Tech. Sgt. Kim Gonzalez, 1st Special Operations Aerospace Medicine Squadron environmental health NCO in charge, has make-up applied to simulate a black eye on Hurlburt Field, Fla., Oct. 23, 2014. Gonzalez participated as one of the simulated victims in support of the Black Eye Campaign, which promoted domestic violence awareness. (U.S. Air Force photo/Airman 1st Class Andrea Posey)

HURLBURT FIELD, Fla. --

What would you do if you saw someone standing in line in front of you at the commissary or the headquarters building with a black eye or bruises around their neck? 

What would you do if a co-worker or supervisor arrived at work complaining of pain or acting distant?

October is National Domestic Violence Awareness Month, and the Hurlburt Field Family Advocacy Program held its annual Black Eye Campaign Oct. 23.

The purpose of the campaign was to increase public awareness of the impact of Intimate Partner Violence and to uncover the hidden hurt that may be behind that black eye or bruise.

Four females and one male volunteered as simulated victims of IPV for the campaign. 

The volunteers received makeovers by moulage artists from 1st Special Operations Medical Group, who painted black eyes and bruises on them.  They then went about their workday to see who would approach them and ask about their injuries.  Each volunteer spent an hour traveling about the base to various places including the commissary, post office, military personnel flight, smoke pits, fitness centers and the library.

Hurlburt’s Family Advocacy Program urges everyone – victims, family members, community members, wingmen, and leadership – to be vigilant, speak up, and make an impact. 

Interpersonal violence breeds on secrecy, embarrassment, and fear.  Therefore, if you suspect that someone may be hurt or at risk for harm, make it your responsibility to; approach him or her directly and with respect; ask if he or she is safe at home or in their relationship; and connect him or her with the appropriate person or agency that can intervene.

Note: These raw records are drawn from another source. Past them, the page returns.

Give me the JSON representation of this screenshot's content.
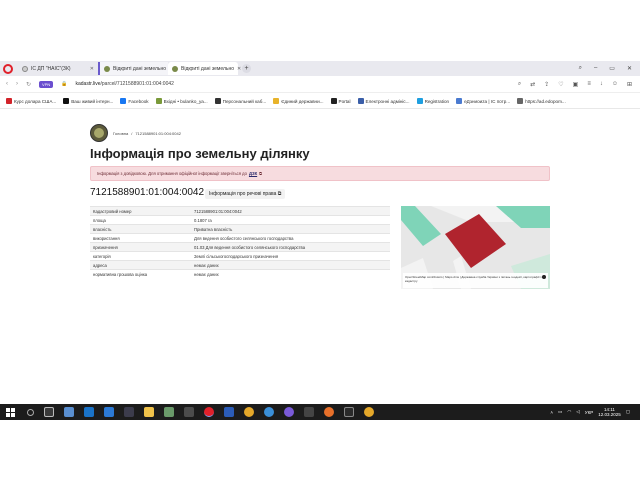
{
  "tabs": [
    {
      "label": "IC ДП \"НАІС\"(ЗК)",
      "active": false
    },
    {
      "label": "Відкриті дані земельно",
      "active": false
    },
    {
      "label": "Відкриті дані земельно",
      "active": true
    }
  ],
  "address": {
    "host": "kadastr.live",
    "path": "/parcel/7121588901:01:004:0042",
    "vpn_label": "VPN"
  },
  "bookmarks": [
    "Курс долара США...",
    "Ваш живий інтерн...",
    "Facebook",
    "Вхідні • bulanko_ya...",
    "Персональний каб...",
    "Єдиний державни...",
    "Portal",
    "Електронні адмініс...",
    "Registration",
    "еДзниоиzа | IC потр...",
    "https://ad.edopom..."
  ],
  "page": {
    "crumb_home": "Головна",
    "crumb_sep": "/",
    "crumb_current": "7121588901:01:004:0042",
    "title": "Інформація про земельну ділянку",
    "alert_text": "Інформація з довідковою. Для отримання офіційної інформації зверніться до",
    "alert_link": "ДЗК",
    "cadnum": "7121588901:01:004:0042",
    "rights_label": "Інформація про речові права"
  },
  "props": [
    {
      "k": "Кадастровий номер",
      "v": "7121588901:01:004:0042"
    },
    {
      "k": "площа",
      "v": "0.1807 га"
    },
    {
      "k": "власність",
      "v": "Приватна власність"
    },
    {
      "k": "використання",
      "v": "Для ведення особистого селянського господарства"
    },
    {
      "k": "призначення",
      "v": "01.03 Для ведення особистого селянського господарства"
    },
    {
      "k": "категорія",
      "v": "Землі сільськогосподарського призначення"
    },
    {
      "k": "адреса",
      "v": "немає даних"
    },
    {
      "k": "нормативна грошова оцінка",
      "v": "немає даних"
    }
  ],
  "map": {
    "attribution": "OpenStreetMap contributors | Maps.dms | Державна служба України з питань геодезії, картографії та кадастру",
    "parcel_color": "#b0242e",
    "green_color": "#7fd4b8"
  },
  "taskbar": {
    "time": "14:11",
    "date": "12.03.2025",
    "lang": "УКР"
  }
}
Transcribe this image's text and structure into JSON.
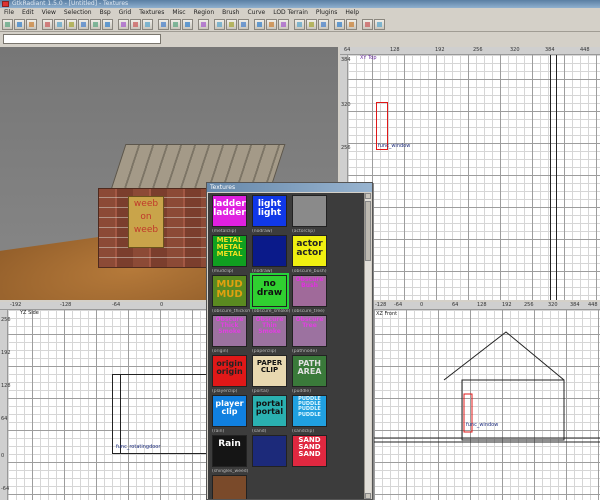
{
  "window": {
    "title": "GtkRadiant 1.5.0 - [Untitled] - Textures"
  },
  "menu": [
    "File",
    "Edit",
    "View",
    "Selection",
    "Bsp",
    "Grid",
    "Textures",
    "Misc",
    "Region",
    "Brush",
    "Curve",
    "LOD Terrain",
    "Plugins",
    "Help"
  ],
  "command_input": {
    "value": ""
  },
  "camera": {
    "door_text": [
      "weeb",
      "on",
      "weeb"
    ]
  },
  "xy_view": {
    "label": "XY Top",
    "top_ticks": [
      "64",
      "128",
      "192",
      "256",
      "320",
      "384",
      "448"
    ],
    "left_ticks": [
      "384",
      "320",
      "256"
    ],
    "brush_label": "func_window"
  },
  "yz_view": {
    "label": "YZ Side",
    "top_ticks": [
      "-192",
      "-128",
      "-64",
      "0",
      "64",
      "128"
    ],
    "left_ticks": [
      "256",
      "192",
      "128",
      "64",
      "0",
      "-64"
    ],
    "brush_label": "func_rotatingdoor"
  },
  "xz_view": {
    "label": "XZ Front",
    "top_ticks": [
      "-128",
      "-64",
      "0",
      "64",
      "128",
      "192",
      "256",
      "320",
      "384",
      "448"
    ],
    "brush_label": "func_window"
  },
  "textures": {
    "title": "Textures",
    "items": [
      {
        "name": "",
        "lines": [
          "ladder",
          "ladder"
        ],
        "bg": "#e020e0",
        "fg": "#ffffff",
        "fs": 9
      },
      {
        "name": "",
        "lines": [
          "light",
          "light"
        ],
        "bg": "#1038e8",
        "fg": "#ffffff",
        "fs": 9
      },
      {
        "name": "",
        "lines": [],
        "bg": "#8a8a8a",
        "fg": "#ffffff",
        "fs": 8
      },
      {
        "name": "(metalclip)",
        "lines": [
          "METAL",
          "METAL",
          "METAL"
        ],
        "bg": "#10a020",
        "fg": "#f0e020",
        "fs": 7
      },
      {
        "name": "(nodraw)",
        "lines": [],
        "bg": "#0a1a8a",
        "fg": "#ffffff",
        "fs": 8
      },
      {
        "name": "(actorclip)",
        "lines": [
          "actor",
          "actor"
        ],
        "bg": "#f0f010",
        "fg": "#222222",
        "fs": 9
      },
      {
        "name": "(mudclip)",
        "lines": [
          "MUD",
          "MUD"
        ],
        "bg": "#5a8a20",
        "fg": "#e0a010",
        "fs": 10
      },
      {
        "name": "(nodraw)",
        "lines": [
          "no",
          "draw"
        ],
        "bg": "#30d030",
        "fg": "#111111",
        "fs": 9
      },
      {
        "name": "(obscure_bush)",
        "lines": [
          "Obscure",
          "",
          "Bush"
        ],
        "bg": "#a06a9a",
        "fg": "#e030e0",
        "fs": 6
      },
      {
        "name": "(obscure_thicksmoke)",
        "lines": [
          "Obscure",
          "Thick",
          "Smoke"
        ],
        "bg": "#9c72a0",
        "fg": "#e040e0",
        "fs": 6
      },
      {
        "name": "(obscure_smoke)",
        "lines": [
          "Obscure",
          "Thin",
          "Smoke"
        ],
        "bg": "#9c72a0",
        "fg": "#e040e0",
        "fs": 6
      },
      {
        "name": "(obscure_tree)",
        "lines": [
          "Obscure",
          "",
          "Tree"
        ],
        "bg": "#9c72a0",
        "fg": "#e040e0",
        "fs": 6
      },
      {
        "name": "(origin)",
        "lines": [
          "origin",
          "origin"
        ],
        "bg": "#e01818",
        "fg": "#222222",
        "fs": 8
      },
      {
        "name": "(paperclip)",
        "lines": [
          "PAPER",
          "CLIP"
        ],
        "bg": "#e8d8b0",
        "fg": "#111111",
        "fs": 7
      },
      {
        "name": "(pathnode)",
        "lines": [
          "PATH",
          "AREA"
        ],
        "bg": "#3a7a3a",
        "fg": "#e0e0e0",
        "fs": 8
      },
      {
        "name": "(playerclip)",
        "lines": [
          "player",
          "clip"
        ],
        "bg": "#1080e0",
        "fg": "#ffffff",
        "fs": 8
      },
      {
        "name": "(portal)",
        "lines": [
          "portal",
          "portal"
        ],
        "bg": "#2ab0b0",
        "fg": "#111111",
        "fs": 8
      },
      {
        "name": "(puddle)",
        "lines": [
          "PUDDLE",
          "PUDDLE",
          "PUDDLE",
          "PUDDLE"
        ],
        "bg": "#20a0e0",
        "fg": "#e0f8ff",
        "fs": 5
      },
      {
        "name": "(rain)",
        "lines": [
          "Rain"
        ],
        "bg": "#151515",
        "fg": "#ffffff",
        "fs": 9
      },
      {
        "name": "(sand)",
        "lines": [],
        "bg": "#1c2a7a",
        "fg": "#ffffff",
        "fs": 8
      },
      {
        "name": "(sandclip)",
        "lines": [
          "SAND",
          "SAND",
          "SAND"
        ],
        "bg": "#e02840",
        "fg": "#ffffff",
        "fs": 7
      },
      {
        "name": "(shingles_weed)",
        "lines": [],
        "bg": "#7a4a2a",
        "fg": "#ffffff",
        "fs": 8
      }
    ]
  }
}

“Commandos should neither be victims or offenders of IPV,” said Maj. Sundonia Wonnum, 1st SOMDG family advocacy officer. “Do not accept IPV within our community or an attitude of indifference within our culture.”

For more information about domestic violence, or to report a concern, call Family Advocacy at (850)881-5061.

Other resources are:

Fort Walton Beach Shelter House -850-243-1201 or their 24/7 hotline 850-863-4777.

Okaloosa Sheriff’s Department – 850-651-7400

Airman & Family Readiness – 850-884-5441